Items from an interface collection:

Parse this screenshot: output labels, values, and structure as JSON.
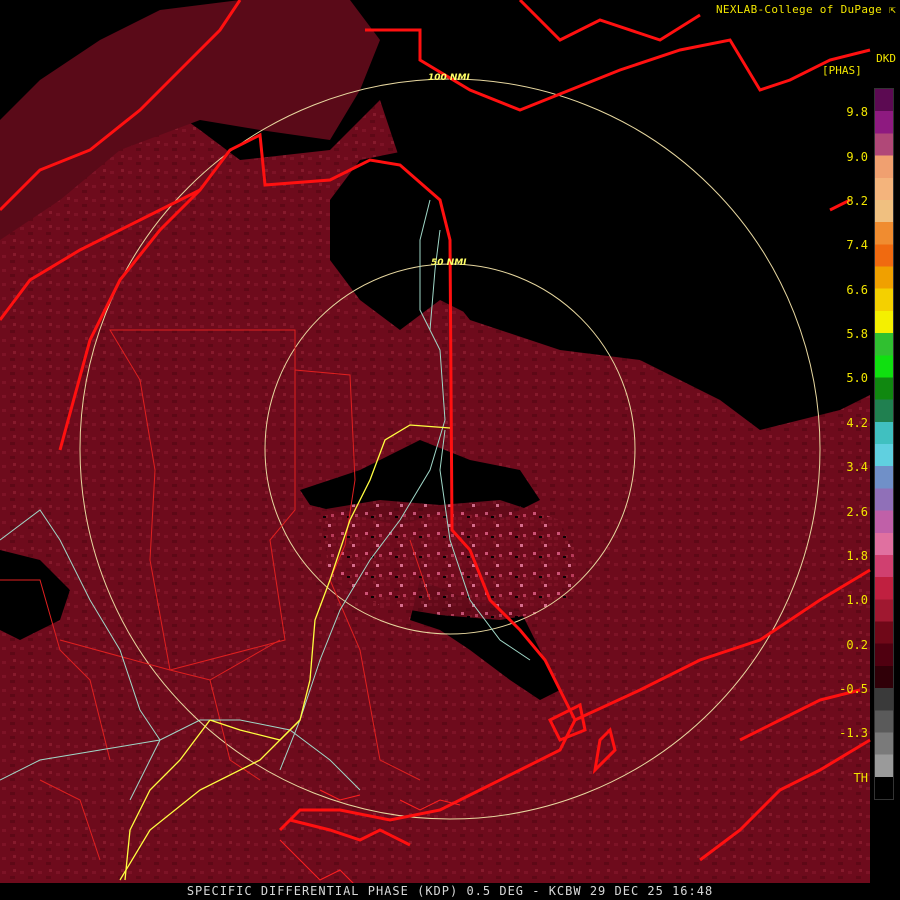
{
  "header": {
    "credit": "NEXLAB-College of DuPage",
    "credit_icon": "external-link-icon"
  },
  "legend": {
    "product_code": "DKD",
    "unit": "[PHAS]",
    "labels": [
      "9.8",
      "9.0",
      "8.2",
      "7.4",
      "6.6",
      "5.8",
      "5.0",
      "4.2",
      "3.4",
      "2.6",
      "1.8",
      "1.0",
      "0.2",
      "-0.5",
      "-1.3",
      "TH"
    ],
    "colors": [
      "#5c0a52",
      "#8e1a80",
      "#b04878",
      "#f0a070",
      "#f4b47c",
      "#f0c080",
      "#f08c30",
      "#f06a10",
      "#f0a000",
      "#f4d000",
      "#f4f000",
      "#30c030",
      "#10e010",
      "#108810",
      "#208050",
      "#40c0c0",
      "#60d0e0",
      "#7090c8",
      "#9070b8",
      "#c060a8",
      "#e070a0",
      "#d04070",
      "#c02040",
      "#a01830",
      "#700818",
      "#500010",
      "#300008",
      "#3a3a3a",
      "#5a5a5a",
      "#7a7a7a",
      "#9a9a9a",
      "#000000"
    ]
  },
  "map": {
    "ring_labels": [
      "100 NMI",
      "50 NMI"
    ],
    "colors": {
      "background": "#000000",
      "echo": "#6e0b1c",
      "state_borders": "#ff1010",
      "county_borders": "#e02020",
      "rings": "#e8d8a0",
      "highways": "#ffff40",
      "rivers": "#a0d8c8"
    }
  },
  "footer": {
    "caption": "SPECIFIC DIFFERENTIAL PHASE (KDP) 0.5 DEG - KCBW 29 DEC 25 16:48"
  }
}
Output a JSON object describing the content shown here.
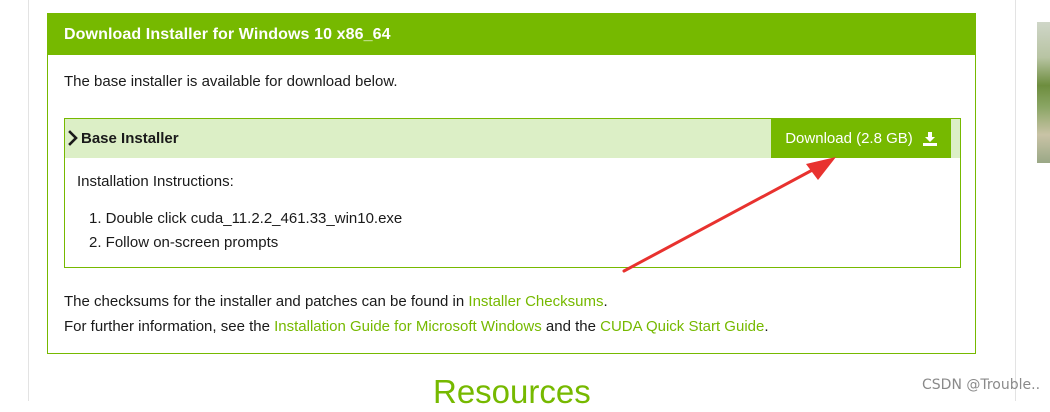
{
  "panel": {
    "title": "Download Installer for Windows 10 x86_64",
    "intro": "The base installer is available for download below."
  },
  "installer": {
    "title": "Base Installer",
    "download_label": "Download (2.8 GB)",
    "instructions_title": "Installation Instructions:",
    "steps": [
      "1. Double click cuda_11.2.2_461.33_win10.exe",
      "2. Follow on-screen prompts"
    ]
  },
  "footer": {
    "checksum_prefix": "The checksums for the installer and patches can be found in ",
    "checksum_link": "Installer Checksums",
    "checksum_suffix": ".",
    "info_prefix": "For further information, see the ",
    "guide_link": "Installation Guide for Microsoft Windows",
    "info_middle": " and the ",
    "quickstart_link": "CUDA Quick Start Guide",
    "info_suffix": "."
  },
  "resources_heading": "Resources",
  "watermark": "CSDN @Trouble..",
  "colors": {
    "accent": "#76b900",
    "header_bg": "#dcefc6",
    "annotation_arrow": "#e8322f"
  },
  "icons": {
    "chevron": "chevron-right-icon",
    "download": "download-icon"
  }
}
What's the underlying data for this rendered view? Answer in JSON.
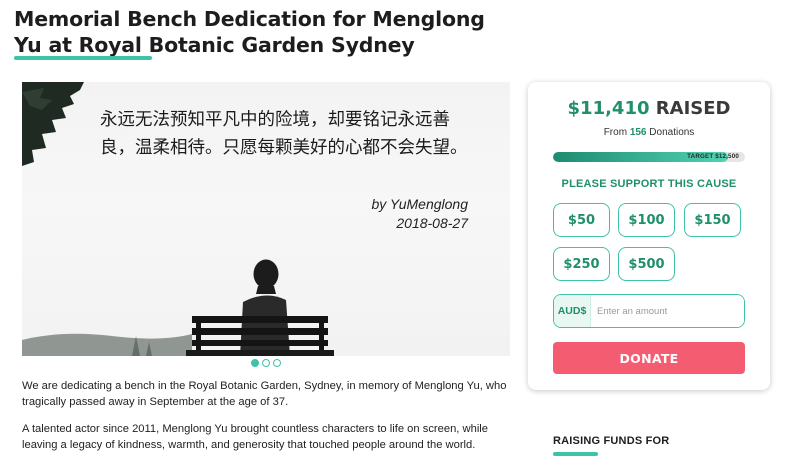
{
  "page": {
    "title": "Memorial Bench Dedication for Menglong Yu at Royal Botanic Garden Sydney"
  },
  "hero": {
    "quote": "永远无法预知平凡中的险境，却要铭记永远善良，温柔相待。只愿每颗美好的心都不会失望。",
    "author": "by YuMenglong",
    "date": "2018-08-27",
    "slide_count": 3,
    "active_slide": 1
  },
  "description": {
    "paragraph_1": "We are dedicating a bench in the Royal Botanic Garden, Sydney, in memory of Menglong Yu, who tragically passed away in September at the age of 37.",
    "paragraph_2": "A talented actor since 2011, Menglong Yu brought countless characters to life on screen, while leaving a legacy of kindness, warmth, and generosity that touched people around the world."
  },
  "donation": {
    "raised_amount": "$11,410",
    "raised_label": "RAISED",
    "from_prefix": "From",
    "donations_count": "156",
    "donations_label": "Donations",
    "progress_fraction": 0.913,
    "target_label": "TARGET $12,500",
    "support_label": "PLEASE SUPPORT THIS CAUSE",
    "amounts": [
      "$50",
      "$100",
      "$150",
      "$250",
      "$500"
    ],
    "currency": "AUD$",
    "amount_placeholder": "Enter an amount",
    "donate_label": "DONATE"
  },
  "sidebar": {
    "raising_funds_title": "RAISING FUNDS FOR"
  },
  "colors": {
    "accent": "#3ec3a8",
    "accent_dark": "#1f8f6c",
    "donate": "#f45d71"
  }
}
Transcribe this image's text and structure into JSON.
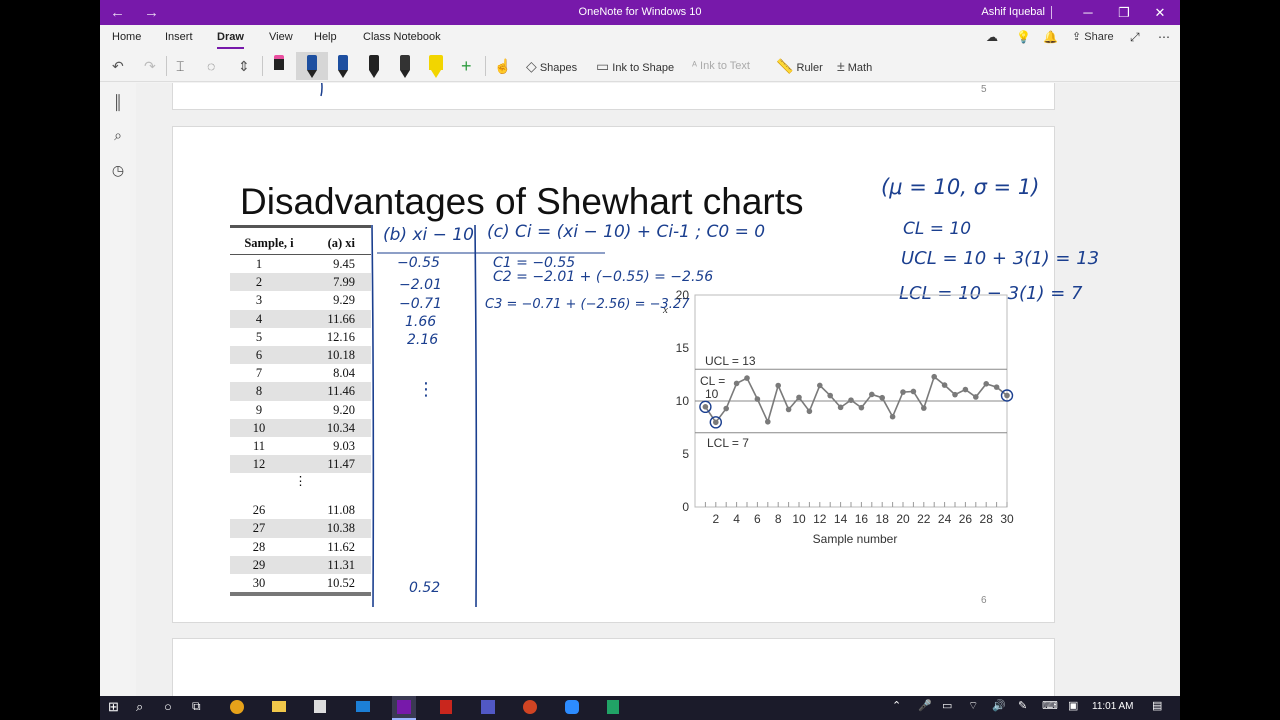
{
  "window": {
    "back_glyph": "←",
    "forward_glyph": "→",
    "title": "OneNote for Windows 10",
    "user": "Ashif Iquebal",
    "min_glyph": "─",
    "restore_glyph": "❐",
    "close_glyph": "✕"
  },
  "ribbon": {
    "tabs": [
      "Home",
      "Insert",
      "Draw",
      "View",
      "Help",
      "Class Notebook"
    ],
    "active_tab": "Draw",
    "share_label": "Share",
    "more_glyph": "⋯"
  },
  "toolbar": {
    "shapes_label": "Shapes",
    "ink_to_shape_label": "Ink to Shape",
    "ink_to_text_label": "Ink to Text",
    "ruler_label": "Ruler",
    "math_label": "Math",
    "add_pen_glyph": "+"
  },
  "pages": {
    "prev_number": "5",
    "current_number": "6"
  },
  "slide": {
    "title": "Disadvantages of Shewhart charts",
    "table": {
      "header_sample": "Sample, i",
      "header_value": "(a) xi",
      "rows_top": [
        [
          "1",
          "9.45"
        ],
        [
          "2",
          "7.99"
        ],
        [
          "3",
          "9.29"
        ],
        [
          "4",
          "11.66"
        ],
        [
          "5",
          "12.16"
        ],
        [
          "6",
          "10.18"
        ],
        [
          "7",
          "8.04"
        ],
        [
          "8",
          "11.46"
        ],
        [
          "9",
          "9.20"
        ],
        [
          "10",
          "10.34"
        ],
        [
          "11",
          "9.03"
        ],
        [
          "12",
          "11.47"
        ]
      ],
      "ellipsis": "⋮",
      "rows_bottom": [
        [
          "26",
          "11.08"
        ],
        [
          "27",
          "10.38"
        ],
        [
          "28",
          "11.62"
        ],
        [
          "29",
          "11.31"
        ],
        [
          "30",
          "10.52"
        ]
      ]
    },
    "handwritten": {
      "col_b_header": "(b) xi − 10",
      "col_c_header": "(c) Ci = (xi − 10) + Ci-1 ; C0 = 0",
      "col_b_values": [
        "−0.55",
        "−2.01",
        "−0.71",
        "1.66",
        "2.16"
      ],
      "col_b_dots": "⋮",
      "col_b_last": "0.52",
      "col_c_lines": [
        "C1 = −0.55",
        "C2 = −2.01 + (−0.55) = −2.56",
        "C3 = −0.71 + (−2.56) = −3.27"
      ],
      "params": "(μ = 10, σ = 1)",
      "cl": "CL = 10",
      "ucl": "UCL = 10 + 3(1) = 13",
      "lcl": "LCL = 10 − 3(1) = 7"
    }
  },
  "chart_data": {
    "type": "line",
    "xlabel": "Sample number",
    "ylabel": "x",
    "xlim": [
      0,
      30
    ],
    "ylim": [
      0,
      20
    ],
    "xticks": [
      2,
      4,
      6,
      8,
      10,
      12,
      14,
      16,
      18,
      20,
      22,
      24,
      26,
      28,
      30
    ],
    "yticks": [
      0,
      5,
      10,
      15,
      20
    ],
    "x": [
      1,
      2,
      3,
      4,
      5,
      6,
      7,
      8,
      9,
      10,
      11,
      12,
      13,
      14,
      15,
      16,
      17,
      18,
      19,
      20,
      21,
      22,
      23,
      24,
      25,
      26,
      27,
      28,
      29,
      30
    ],
    "values": [
      9.45,
      7.99,
      9.29,
      11.66,
      12.16,
      10.18,
      8.04,
      11.46,
      9.2,
      10.34,
      9.03,
      11.47,
      10.51,
      9.4,
      10.08,
      9.37,
      10.62,
      10.31,
      8.52,
      10.84,
      10.9,
      9.33,
      12.29,
      11.5,
      10.6,
      11.08,
      10.38,
      11.62,
      11.31,
      10.52
    ],
    "lines": [
      {
        "name": "UCL = 13",
        "value": 13
      },
      {
        "name": "CL = 10",
        "value": 10
      },
      {
        "name": "LCL = 7",
        "value": 7
      }
    ],
    "colors": {
      "series": "#7a7a7a",
      "limits": "#888888",
      "annotation": "#1b3f8f"
    }
  },
  "taskbar": {
    "time": "11:01 AM"
  }
}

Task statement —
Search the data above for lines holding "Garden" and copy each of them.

Reply to the task —
    "title": "Memorial Bench Dedication for Menglong Yu at Royal Botanic Garden Sydney"
    "paragraph_1": "We are dedicating a bench in the Royal Botanic Garden, Sydney, in memory of Menglong Yu, who tragically passed away in September at the age of 37.",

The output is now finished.